What is Fibromyalgia?
Fibromyalgia, otherwise known as fibromyalgia syndrome, is a chronic, long-term condition that causes widespread bodily pain, fatigue and psychological distress. Fibromyalgia is considered a rheumatic condition, insofar as it affects the connective and/or supportive structures of your body. However, unlike arthritis, which is caused by inflammation of a joint, or joints, fibromyalgia affects soft tissues and does not cause inflammation or damage to the affected areas. For example, fibromyalgia should not be confused with polymyalgia, or polymyalgia rheumatica, a type of arthritis characterised by severe inflammation, pain and stiffness in the muscles of you neck, shoulders and hips. According to the National Institute of Arthritis and Musculoskeletal and Skin Diseases (NIAMS), approximately five million adults in the United States, between 80% and 90% of whom are women, suffer from fibromyalgia. In Britain, the National Health Service (NHS) estimates that up to 4.5% of the population, or 2.8 million people, are affected, to some degree, by fibromyalgia. However, in the absence of a specific test for the condition, which has symptoms in common with numerous other disorders, fibromyalgia remains difficult to diagnose.

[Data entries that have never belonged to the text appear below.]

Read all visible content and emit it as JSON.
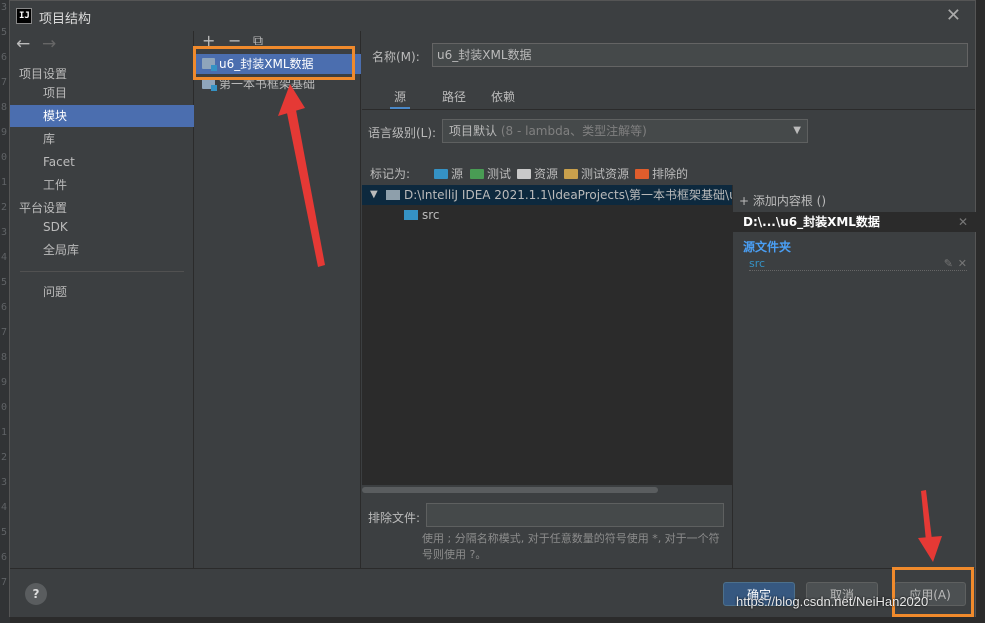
{
  "gutter_lines": [
    "3",
    "5",
    "6",
    "7",
    "8",
    "9",
    "0",
    "1",
    "2",
    "3",
    "4",
    "5",
    "6",
    "7",
    "8",
    "9",
    "0",
    "1",
    "2",
    "3",
    "4",
    "5",
    "6",
    "7"
  ],
  "window": {
    "title": "项目结构",
    "app_icon_text": "IJ"
  },
  "nav": {
    "project_settings_header": "项目设置",
    "project_settings_items": [
      "项目",
      "模块",
      "库",
      "Facet",
      "工件"
    ],
    "platform_settings_header": "平台设置",
    "platform_settings_items": [
      "SDK",
      "全局库"
    ],
    "problems": "问题"
  },
  "module_toolbar": {
    "add": "+",
    "remove": "−",
    "copy": "⧉"
  },
  "modules": [
    "u6_封装XML数据",
    "第一本书框架基础"
  ],
  "name_field": {
    "label": "名称(M):",
    "value": "u6_封装XML数据"
  },
  "tabs": [
    "源",
    "路径",
    "依赖"
  ],
  "language_level": {
    "label": "语言级别(L):",
    "value": "项目默认",
    "detail": " (8 - lambda、类型注解等)"
  },
  "mark_as": {
    "label": "标记为:",
    "items": [
      {
        "label": "源",
        "color": "#3592c4"
      },
      {
        "label": "测试",
        "color": "#499c54"
      },
      {
        "label": "资源",
        "color": "#c9c9c9"
      },
      {
        "label": "测试资源",
        "color": "#c9a04c"
      },
      {
        "label": "排除的",
        "color": "#e05d2c"
      }
    ]
  },
  "tree": {
    "root": "D:\\IntelliJ IDEA 2021.1.1\\IdeaProjects\\第一本书框架基础\\u",
    "child": "src"
  },
  "exclude": {
    "label": "排除文件:",
    "hint": "使用 ; 分隔名称模式, 对于任意数量的符号使用 *, 对于一个符号则使用 ?。"
  },
  "content_roots": {
    "add_label": "+ 添加内容根 ()",
    "path": "D:\\...\\u6_封装XML数据",
    "source_folders_title": "源文件夹",
    "source_entry": "src"
  },
  "buttons": {
    "help": "?",
    "ok": "确定",
    "cancel": "取消",
    "apply": "应用(A)"
  },
  "watermark": "https://blog.csdn.net/NeiHan2020",
  "colors": {
    "selection": "#4b6eaf",
    "highlight_box": "#f08a2c",
    "arrow": "#e53935"
  }
}
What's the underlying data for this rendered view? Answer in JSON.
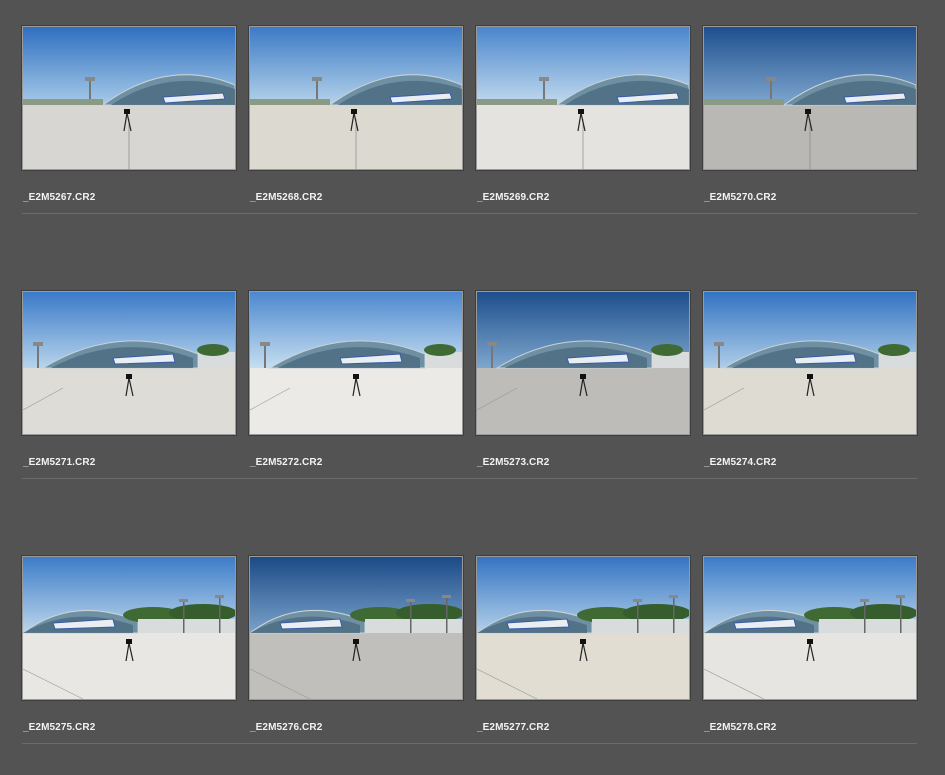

Symptoms of Fibromyalgia
The symptoms of fibromyalgia resemble, and are often confused with, those of arthritis. Aside from widespread pain in the muscles, including those in the face, and the connective tissues that cover them, fibromyalgia is characterised by extreme, delibilatating fatigue and irregular sleep patterns, which interfere with your normal day-to-day activities. Other physical symptoms of fibromyalgia include increased sensitivity to light, sound, touch and changes in temperature, headaches, including migraine headaches, and irritable bowel syndrome, which manifests itself as bloating, stomach pain and diarrhoea. Fibromyalgia sufferers also frequently report numbness and tingling in their hands and feet and a unpleasant crawling sensation in their legs, technically known as ‘restless leg syndrome’, at night. Mentally, fibromyalgia can cause confusion and difficulties with concentration and memory, colloquially known as ‘fibro fog’. All symptoms of fibromyalgia can range from mild to severe and can be permanent, semei-permanent or temporary.
Causes of Fibromyalgia
The causes of fibromyalgia are still not fully understood, but the condition is believed to be related to changes in brain chemistry and the transmission of pain signals to the central nervous system, which causes suffers to become oversensitised to painful stimuli. Fibromyalgia is not a hereditary genetic disorder, inasmuch as it is not passed directly from parents to children, but a history of fibromyalgia in your immediate family significantly increases your chances of developing the condition. Indeed, fibromyalgia may occur without any obvious cause, but may also be prompted by physical and/or emotional trauma, including, but not limited to:
- chronic autoimmune diseases, such as inflammatory arthritis and lupus
- injury or infection
Unfortunately, there is no known cure for fibromyalgia. However, a combination of treatments, including medication, cognitive behaviour therapy and lifestyle changes, such as exercise, can be employed to effectively treat the symptoms. Over time, most sufferers of fibromyalgia learn to manage their condition.